LOU: Hey. I'm just wondering what your take is on the race here, Bill Nelson and there's about three to four - maybe more now - Republican challengers. Although Connie Mack, the fourth, is the leading contender. I just - I'm worried. I'm a progressive. I don't think Bill Nelson's progressive enough. That's my take against him over the years. However, I will gladly take Bill Nelson over a Rick Scott type, who we have as a governor now. And going on about Rick Scott, we had a minor - not as bad as Wisconsin, because the Republican State Senate didn't go for the jugular to try to - I guess, I don't want to say make unions illegal, but I forgot what they did in Wisconsin. But they definitely will make it so you couldn't organize, you know, at the state level for labor, you know, state workers.
LOU: And police and fire were always immune. And labor, a lot of times, they would vote Republican. They got pension heads and pay cuts and a lot of...
DONVAN: Lou, let me jump in, because I think we see where you're going, and I just want to give Ken a chance to respond as we wrap up. Thanks for your call, Lou.
RUDIN: Yeah. I'm sorry to cut you short. Two things: first of all, next week, next Wednesday, we're bringing the Political Junkie segment and TALK OF THE NATION to Orlando, Florida. Two, Bill Nelson does have a problem. Connie Mack is probably the most powerful, popular Republican, but there is a lot of - there are a lot of Republicans running for that seat. So it's, obviously, something to watch. And three, we didn't mention the Wisconsin recall election.
DONVAN: I was about to ask you.
RUDIN: I was just going to say that was a tremendous thing. The Democrats needed 548,000 signatures to put Scott Walker's name on a recall for this spring...
DONVAN: So it's going to happen?
RUDIN: ...and they got a million signatures, and it's going to be something. And just as the conservatives and the right were energized in 2010, it looks like the left and the labor unions may be energized certainly in Wisconsin in the spring of 2012.
DONVAN: All right, Ken, thanks so much for being here. This has been The Political Junkie, and it will be on the road, as you just said, in Orlando next week for a preview of the Florida primary. Join him and Neal Conan for that.
RUDIN: Who? Who?
DONVAN: Neal Conan...
DONVAN: ...the real guy. After a short break, "Paradise Lost," filmmaker Joe Berlinger's telling of the story of the West Memphis Three, the series of documentaries. He and one of the three, Jason Baldwin, will join us when we return. Stay with us. I'm John Donvan. This is TALK OF THE NATION, from NPR News.

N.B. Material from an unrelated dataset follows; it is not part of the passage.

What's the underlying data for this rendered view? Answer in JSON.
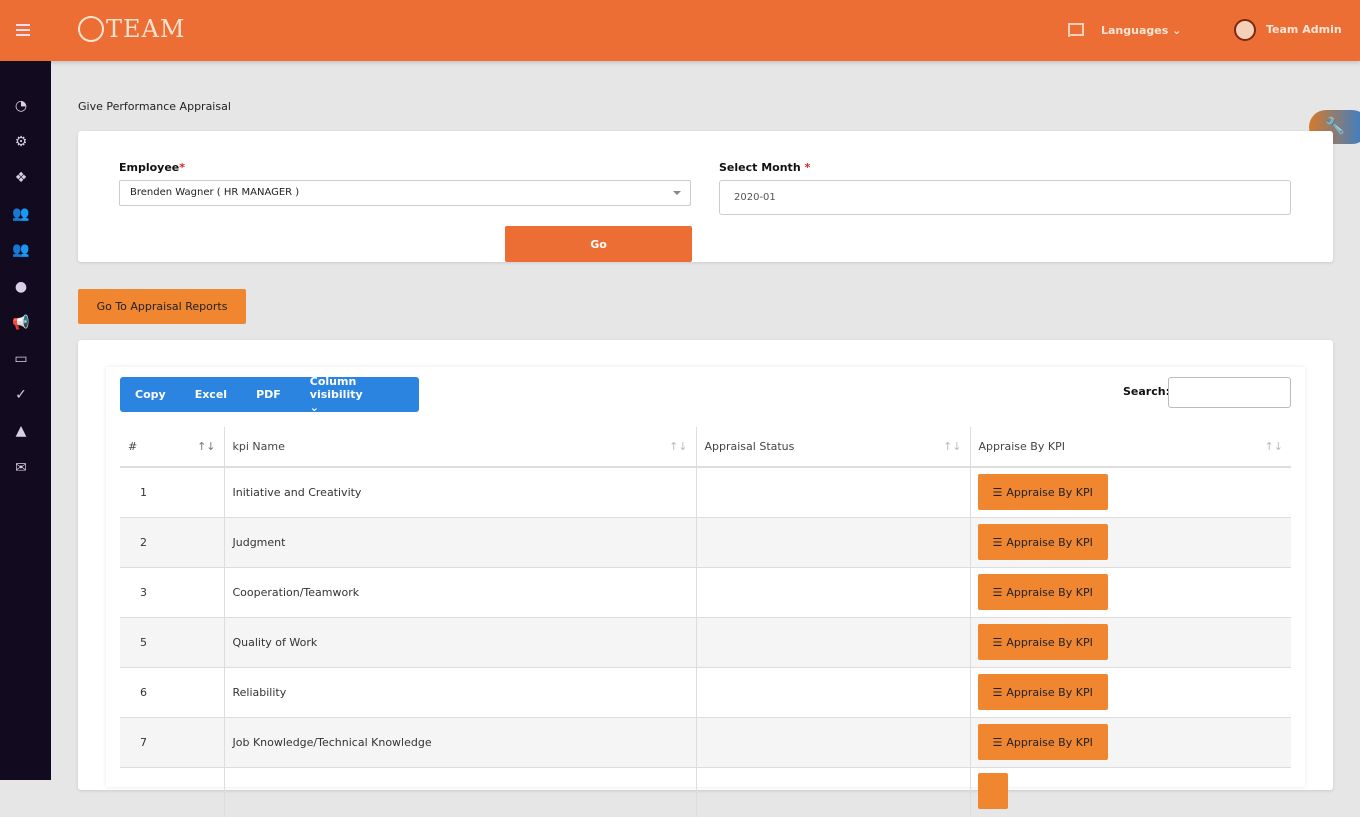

NPR transcripts are created on a rush deadline by a contractor for NPR, and accuracy and availability may vary. This text may not be in its final form and may be updated or revised in the future. Please be aware that the authoritative record of NPR’s programming is the audio.